    Keywords: Corruption, Decentralization
    JEL: H7 D73 C33
    Date: 2014–07
  11. By: Rivas, Javier
    Date: 2013
  12. By: Paola Conconi; Carlo Perroni
    Abstract: Rules on special and differential treatment (SDT) constitute the centerpiece of the WTO's strategy for integrating developing countries into the world trading system. We examine the theoretical rationale for SDT when trade liberalization in developing countries is impeded by a policy commitment problem. We show that SDT rules, if reconciled with the principle of reciprocity, can help developing countries to reduce trade barriers and improve their trading prospects.
    Keywords: Trade agreements, S&,D rules, commitment, reciprocity
    JEL: D72 D78 F13
    Date: 2014–05

This nep-pol issue is ©2014 by Eugene Beaulieu. It is provided as is without any express or implied warranty. It may be freely redistributed in whole or in part for any purpose. If distributed in part, please include this notice.
General information on the NEP project can be found at For comments please write to the director of NEP, Marco Novarese at <>. Put “NEP” in the subject, otherwise your mail may be rejected.

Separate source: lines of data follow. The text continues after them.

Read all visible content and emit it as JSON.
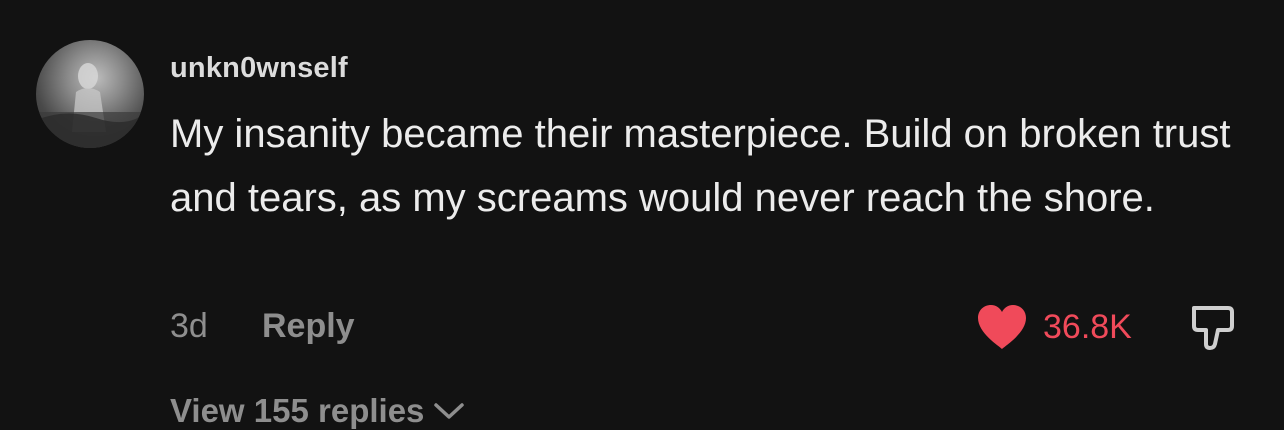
{
  "comment": {
    "username": "unkn0wnself",
    "text": "My insanity became their masterpiece. Build on broken trust and tears, as my screams would never reach the shore.",
    "age": "3d",
    "reply_label": "Reply",
    "like_count": "36.8K",
    "view_replies_label": "View 155 replies"
  },
  "colors": {
    "background": "#121212",
    "text": "#ececec",
    "muted": "#8e8e8e",
    "like": "#f04a5a"
  },
  "icons": {
    "avatar": "avatar",
    "like": "heart-icon",
    "dislike": "thumbs-down-icon",
    "expand": "chevron-down-icon"
  }
}
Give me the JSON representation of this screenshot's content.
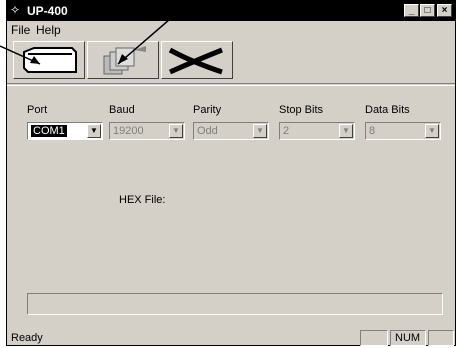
{
  "window": {
    "title": "UP-400",
    "title_icon": "app-icon"
  },
  "menu": {
    "file": "File",
    "help": "Help"
  },
  "toolbar": {
    "open_icon": "folder-open-icon",
    "program_icon": "program-chip-icon",
    "exit_icon": "exit-x-icon"
  },
  "form": {
    "port_label": "Port",
    "baud_label": "Baud",
    "parity_label": "Parity",
    "stopbits_label": "Stop Bits",
    "databits_label": "Data Bits",
    "port_value": "COM1",
    "baud_value": "19200",
    "parity_value": "Odd",
    "stopbits_value": "2",
    "databits_value": "8",
    "hex_file_label": "HEX File:"
  },
  "status": {
    "text": "Ready",
    "num": "NUM"
  }
}
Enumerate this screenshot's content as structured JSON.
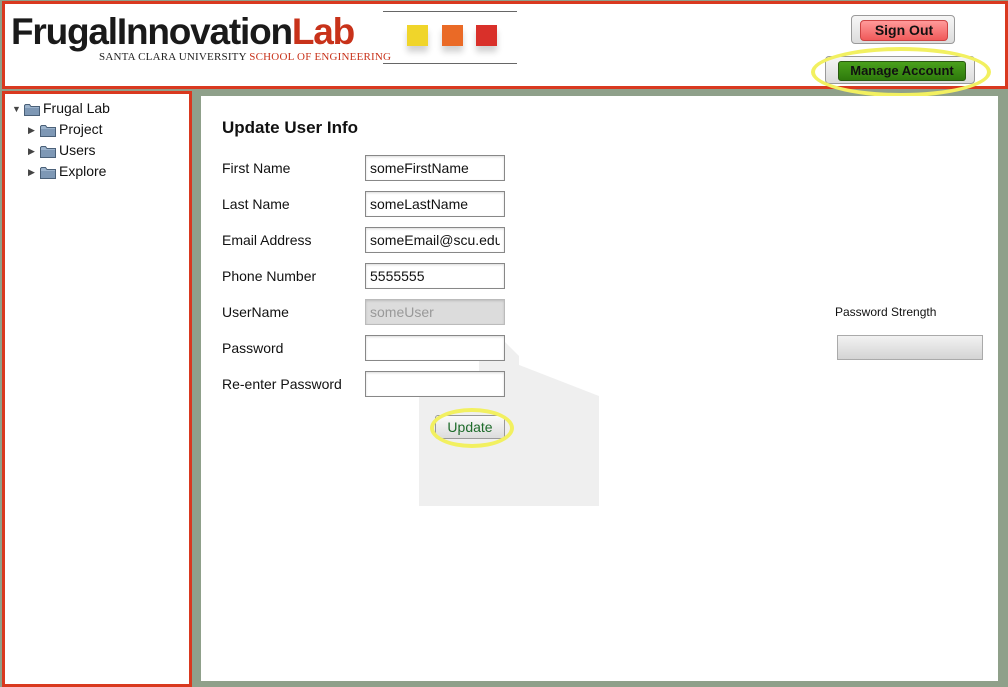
{
  "header": {
    "logo": {
      "name_part1": "FrugalInnovation",
      "name_part2": "Lab",
      "subtitle_university": "SANTA CLARA UNIVERSITY",
      "subtitle_school": "SCHOOL OF ENGINEERING"
    },
    "squares_colors": [
      "#f0d52a",
      "#ea6a26",
      "#d9302a"
    ],
    "sign_out_label": "Sign Out",
    "manage_account_label": "Manage Account"
  },
  "sidebar": {
    "tree": [
      {
        "label": "Frugal Lab",
        "expanded": true,
        "level": 0
      },
      {
        "label": "Project",
        "expanded": false,
        "level": 1
      },
      {
        "label": "Users",
        "expanded": false,
        "level": 1
      },
      {
        "label": "Explore",
        "expanded": false,
        "level": 1
      }
    ]
  },
  "main": {
    "title": "Update User Info",
    "fields": [
      {
        "label": "First Name",
        "value": "someFirstName",
        "disabled": false
      },
      {
        "label": "Last Name",
        "value": "someLastName",
        "disabled": false
      },
      {
        "label": "Email Address",
        "value": "someEmail@scu.edu",
        "disabled": false
      },
      {
        "label": "Phone Number",
        "value": "5555555",
        "disabled": false
      },
      {
        "label": "UserName",
        "value": "someUser",
        "disabled": true
      },
      {
        "label": "Password",
        "value": "",
        "disabled": false
      },
      {
        "label": "Re-enter Password",
        "value": "",
        "disabled": false
      }
    ],
    "update_label": "Update",
    "password_strength_label": "Password Strength"
  },
  "colors": {
    "accent_red": "#d9391f",
    "highlight_yellow": "#f2f060",
    "manage_green": "#2e7a0c",
    "signout_red": "#f05a5a",
    "panel_bg": "#8fa08a"
  }
}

NEP’s infrastructure is sponsored by the School of Economics and Finance of Massey University in New Zealand.